‘One Mississippi’ Finds Tig Notaro Exploring Grief With Care And Deadpan Humor

Death is never what you expect. Despite what movies and music have told you for decades, the world doesn’t stop turning. When you lose someone close to you, you don’t have the luxury of staying in bed to grieve. Life still keeps marching on, whether you want to go with it or not. Strangers and friends will tell you all about how your person touched their lives; you can choose to believe them or not. Family members will act weird, processing their grief in their own ways. Whether or not the death was expected or a horrible surprise, there is no way to sufficiently prepare. There are no pounding drums or fireworks. Your person is gone, whether you believe life just stops or that they’ve been ushered on to a better place.

While grief is seismic in its own way, on the surface, it is terribly mundane. It is the little, day to day reminders that hurt the most. Their laugh is gone. The way they dance is gone. You probably didn’t even realize that their last words to you were actually their last words. Tig Notaro understands this in a profound way. In her new Amazon series, One Mississippi, when told by her girlfriend, Brooke (Casey Wilson) that she should rest the night before the funeral because “tomorrow is a big day,” Notaro responds in an achingly real way: “It is actually a very small day, because my mother is not in it. Every day from now on will be smaller. The town is smaller. I am smaller.”

Notaro plays a fictionalized version of herself in One Mississippi, turning one hellish year into a profoundly good six episodes. After surviving a horrific bout of cancer that led to a double mastectomy, the Tig of One Mississippi is currently suffering from an acute case of colitis as well as grieving the death of her mother in the pilot episode. As she leaves behind her career as a “story DJ” in L.A. to be with her family in Mississippi, Tig’s pain, both physical and emotional, is apparent immediately. As she shuffles onto screen, her body ravaged by the various diseases trying to kill her and her spirit wounded by such a loss, it’s unclear if this show will be a comedy at all.

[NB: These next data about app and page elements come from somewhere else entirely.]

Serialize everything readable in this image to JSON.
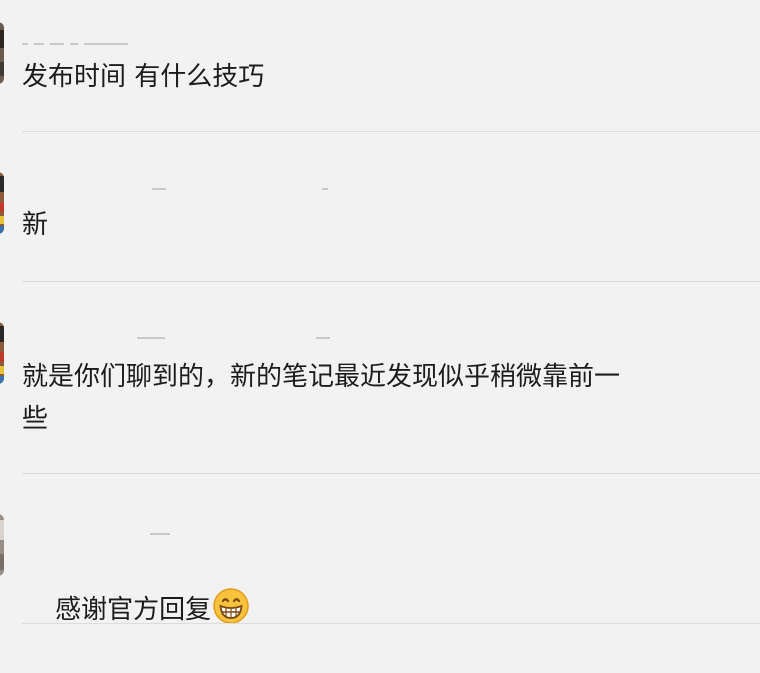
{
  "comments": [
    {
      "text": "发布时间 有什么技巧",
      "emoji": ""
    },
    {
      "text": "新",
      "emoji": ""
    },
    {
      "text": "就是你们聊到的，新的笔记最近发现似乎稍微靠前一些",
      "emoji": ""
    },
    {
      "text": "感谢官方回复",
      "emoji": "grinning-face-emoji"
    }
  ],
  "icons": {
    "avatar": "avatar-image",
    "emoji": "grinning-face-emoji"
  }
}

It is, and it isn’t. Anyone who has been exposed to Notaro’s stand-up will recognize her wry, deadpan delivery, and it works well here. Notaro co-created One Mississippi with Diablo Cody (Juno, Young Adult). Louis CK (Louie, Horace and Pete) serves as executive producer and Nicole Holofcener (Enough Said, Friends with Money) as director. These are all people who excel at telling sad stories in a knowing and funny way, creators who care for their characters while also allowing them to be unrelentingly flawed.

At its core, One Mississippi is about the different ways people process grief. Tig’s brother Remy (Noah Harpster) chooses to ignore the pain and continue on in his emotionally stunted lifestyle. He will miss his mother, but as long as he can keep living in her attic well into his late thirties and participate in Civil War reenactments on the weekend, his life won’t change that much. Tig reacts with anger and suspicion. Her mother was healthy, until she fell, hit her head, and quietly bled to death while watching Jimmy Kimmel. With a death that strange and seemingly preventable, Tig looks for someone to blame. That someone becomes her stepfather, Bill (John Rothman).

While Notaro is certainly a talented performer and does excellent work, the stand out performance of the series comes from Rothman. Bill is a man who lives by a meticulously planned schedule, and any wavering is seen as a moral failing. While some people fall apart when faced with the after effects of a death, Bill pulls himself together so tightly that you expect the mask to crack at any moment. He also struggles, as many stepparents do, with his role in the lives of Remy and Tig now that they “aren’t legally family” anymore. As he and Tig work through the secrets that come to light and the awkward ache of familial tension, the parent-child bond between these two is one of the most beautifully realistic in recent years. While Tig may not always care about herself, Bill does, whether he wants to admit it or not. His concern over her intestinal pain is touching, and with her mother Caroline (Rya Kihlstedt) no longer around for him to care for, he focuses his energy on Tig’s illness. While his awkwardly formal attempts to help her may not always be appreciated by Tig, their growth towards a more caring relationship is beautiful to witness.

As a comedy, One Mississippi probably won’t often make you laugh out loud. Honestly, you are probably more likely to weep openly about a chair. It’s a profound reflection on the nature of grief and growing older, however, and one that shouldn’t be missed.

All episodes of One Missippi‘s first season are available now via Amazon Prime.